=== Required work ===
Report every line of the records that includes the word "Facebook".

----

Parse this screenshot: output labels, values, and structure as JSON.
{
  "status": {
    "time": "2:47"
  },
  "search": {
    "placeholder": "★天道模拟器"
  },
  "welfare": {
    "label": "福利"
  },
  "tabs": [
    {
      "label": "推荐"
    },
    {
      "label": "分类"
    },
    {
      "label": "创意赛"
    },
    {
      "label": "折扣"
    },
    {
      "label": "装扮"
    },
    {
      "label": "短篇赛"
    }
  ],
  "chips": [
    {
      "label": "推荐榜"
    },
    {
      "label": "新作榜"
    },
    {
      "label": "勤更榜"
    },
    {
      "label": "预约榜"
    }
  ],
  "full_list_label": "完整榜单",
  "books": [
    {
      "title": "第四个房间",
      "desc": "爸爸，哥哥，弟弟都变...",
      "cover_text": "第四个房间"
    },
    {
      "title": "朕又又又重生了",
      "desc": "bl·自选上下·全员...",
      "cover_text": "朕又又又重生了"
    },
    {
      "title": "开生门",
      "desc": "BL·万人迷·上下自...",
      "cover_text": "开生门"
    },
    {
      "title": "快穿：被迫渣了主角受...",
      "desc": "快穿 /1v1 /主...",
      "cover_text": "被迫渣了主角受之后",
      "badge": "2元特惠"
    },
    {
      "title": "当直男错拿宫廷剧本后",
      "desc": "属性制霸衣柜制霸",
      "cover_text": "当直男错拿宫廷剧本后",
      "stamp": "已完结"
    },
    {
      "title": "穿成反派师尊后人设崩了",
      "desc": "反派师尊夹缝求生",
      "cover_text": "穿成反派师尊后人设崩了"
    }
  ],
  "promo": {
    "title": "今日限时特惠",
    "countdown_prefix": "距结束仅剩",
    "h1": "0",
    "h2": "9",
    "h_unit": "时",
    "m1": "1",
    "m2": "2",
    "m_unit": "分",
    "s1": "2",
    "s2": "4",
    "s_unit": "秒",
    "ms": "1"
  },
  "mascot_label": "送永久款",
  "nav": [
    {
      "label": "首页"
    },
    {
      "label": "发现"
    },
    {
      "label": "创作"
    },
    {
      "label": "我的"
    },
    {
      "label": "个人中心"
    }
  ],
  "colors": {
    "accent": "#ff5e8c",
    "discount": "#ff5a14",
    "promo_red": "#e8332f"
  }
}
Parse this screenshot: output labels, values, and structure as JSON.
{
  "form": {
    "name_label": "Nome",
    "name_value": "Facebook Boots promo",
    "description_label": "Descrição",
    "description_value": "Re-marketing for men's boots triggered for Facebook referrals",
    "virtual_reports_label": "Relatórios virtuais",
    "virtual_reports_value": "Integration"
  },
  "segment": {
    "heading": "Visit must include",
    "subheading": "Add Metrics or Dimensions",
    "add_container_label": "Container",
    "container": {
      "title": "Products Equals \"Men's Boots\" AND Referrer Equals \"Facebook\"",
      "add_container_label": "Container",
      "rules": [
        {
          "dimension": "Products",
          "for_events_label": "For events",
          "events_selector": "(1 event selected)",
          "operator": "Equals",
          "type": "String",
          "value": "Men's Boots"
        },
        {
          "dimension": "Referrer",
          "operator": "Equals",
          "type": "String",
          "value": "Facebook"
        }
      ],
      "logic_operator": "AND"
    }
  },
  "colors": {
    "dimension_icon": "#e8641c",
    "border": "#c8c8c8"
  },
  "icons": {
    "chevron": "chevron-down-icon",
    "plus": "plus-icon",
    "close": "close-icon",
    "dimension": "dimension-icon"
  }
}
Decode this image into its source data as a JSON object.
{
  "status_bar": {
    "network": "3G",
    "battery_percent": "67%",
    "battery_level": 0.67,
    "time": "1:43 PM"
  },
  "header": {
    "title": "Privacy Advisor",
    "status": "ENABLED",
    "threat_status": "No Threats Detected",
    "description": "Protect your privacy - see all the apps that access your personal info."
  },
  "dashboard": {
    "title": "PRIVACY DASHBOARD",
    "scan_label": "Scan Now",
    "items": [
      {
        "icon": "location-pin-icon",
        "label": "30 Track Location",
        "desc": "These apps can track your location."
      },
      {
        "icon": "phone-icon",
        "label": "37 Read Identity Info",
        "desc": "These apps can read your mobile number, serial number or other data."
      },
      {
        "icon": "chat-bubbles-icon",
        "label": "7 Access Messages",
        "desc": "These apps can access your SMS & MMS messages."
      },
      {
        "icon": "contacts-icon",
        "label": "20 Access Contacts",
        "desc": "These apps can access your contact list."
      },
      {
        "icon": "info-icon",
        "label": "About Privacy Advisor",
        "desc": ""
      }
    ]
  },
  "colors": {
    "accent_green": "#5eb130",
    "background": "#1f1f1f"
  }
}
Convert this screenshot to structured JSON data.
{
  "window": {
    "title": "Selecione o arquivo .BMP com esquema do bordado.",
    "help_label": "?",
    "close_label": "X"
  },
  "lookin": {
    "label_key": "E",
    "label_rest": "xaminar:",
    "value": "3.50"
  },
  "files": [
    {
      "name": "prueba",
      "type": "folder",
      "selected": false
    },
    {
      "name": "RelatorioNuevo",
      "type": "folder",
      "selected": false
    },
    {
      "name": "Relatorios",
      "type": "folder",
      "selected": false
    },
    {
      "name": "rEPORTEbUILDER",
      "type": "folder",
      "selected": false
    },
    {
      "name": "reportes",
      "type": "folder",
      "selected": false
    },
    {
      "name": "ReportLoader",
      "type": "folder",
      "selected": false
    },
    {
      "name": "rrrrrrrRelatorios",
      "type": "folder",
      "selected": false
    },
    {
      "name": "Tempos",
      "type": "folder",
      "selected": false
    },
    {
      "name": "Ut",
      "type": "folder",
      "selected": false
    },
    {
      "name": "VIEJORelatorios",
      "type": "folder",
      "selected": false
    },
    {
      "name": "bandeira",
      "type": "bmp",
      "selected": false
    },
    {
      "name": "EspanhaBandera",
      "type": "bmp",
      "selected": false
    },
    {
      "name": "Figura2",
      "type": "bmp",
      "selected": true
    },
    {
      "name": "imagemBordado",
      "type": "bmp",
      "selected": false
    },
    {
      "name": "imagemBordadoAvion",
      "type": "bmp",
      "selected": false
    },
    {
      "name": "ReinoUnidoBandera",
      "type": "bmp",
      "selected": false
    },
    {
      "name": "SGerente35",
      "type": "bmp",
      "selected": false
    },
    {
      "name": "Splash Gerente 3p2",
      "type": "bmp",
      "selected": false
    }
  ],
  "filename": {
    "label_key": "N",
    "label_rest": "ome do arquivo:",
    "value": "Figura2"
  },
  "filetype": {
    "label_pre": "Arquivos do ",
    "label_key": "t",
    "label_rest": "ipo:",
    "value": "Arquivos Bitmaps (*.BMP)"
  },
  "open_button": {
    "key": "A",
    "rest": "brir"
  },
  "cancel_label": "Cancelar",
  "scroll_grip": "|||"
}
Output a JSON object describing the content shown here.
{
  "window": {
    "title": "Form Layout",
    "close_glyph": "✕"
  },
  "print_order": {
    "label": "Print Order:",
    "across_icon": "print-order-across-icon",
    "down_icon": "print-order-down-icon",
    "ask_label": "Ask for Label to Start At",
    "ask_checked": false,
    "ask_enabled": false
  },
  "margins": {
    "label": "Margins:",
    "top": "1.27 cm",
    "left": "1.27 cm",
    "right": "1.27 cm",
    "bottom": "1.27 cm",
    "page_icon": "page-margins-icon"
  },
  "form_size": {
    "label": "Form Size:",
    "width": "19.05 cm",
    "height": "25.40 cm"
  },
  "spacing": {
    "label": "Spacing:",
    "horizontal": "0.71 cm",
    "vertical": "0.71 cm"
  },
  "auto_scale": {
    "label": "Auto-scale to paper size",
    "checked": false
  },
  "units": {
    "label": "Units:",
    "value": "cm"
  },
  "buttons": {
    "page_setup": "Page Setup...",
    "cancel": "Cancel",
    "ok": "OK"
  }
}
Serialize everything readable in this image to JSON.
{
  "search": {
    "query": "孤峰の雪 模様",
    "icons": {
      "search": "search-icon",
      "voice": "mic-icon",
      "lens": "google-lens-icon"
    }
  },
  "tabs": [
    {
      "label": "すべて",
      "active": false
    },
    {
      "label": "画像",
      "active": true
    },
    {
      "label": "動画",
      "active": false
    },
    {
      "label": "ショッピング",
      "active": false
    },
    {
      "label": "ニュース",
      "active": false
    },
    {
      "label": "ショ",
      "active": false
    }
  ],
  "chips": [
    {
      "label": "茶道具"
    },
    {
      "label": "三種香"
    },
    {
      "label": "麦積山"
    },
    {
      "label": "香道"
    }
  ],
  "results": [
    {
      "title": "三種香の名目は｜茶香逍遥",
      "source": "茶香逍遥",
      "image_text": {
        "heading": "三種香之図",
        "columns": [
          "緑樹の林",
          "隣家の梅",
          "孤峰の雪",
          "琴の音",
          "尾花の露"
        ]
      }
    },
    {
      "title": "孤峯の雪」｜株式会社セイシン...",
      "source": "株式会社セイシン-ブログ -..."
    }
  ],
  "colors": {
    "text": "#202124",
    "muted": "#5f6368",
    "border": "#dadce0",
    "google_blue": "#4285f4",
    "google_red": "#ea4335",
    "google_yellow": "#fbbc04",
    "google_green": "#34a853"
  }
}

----

=== Exercise solution ===
    "name_value": "Facebook Boots promo",
    "description_value": "Re-marketing for men's boots triggered for Facebook referrals",
      "title": "Products Equals \"Men's Boots\" AND Referrer Equals \"Facebook\"",
          "value": "Facebook"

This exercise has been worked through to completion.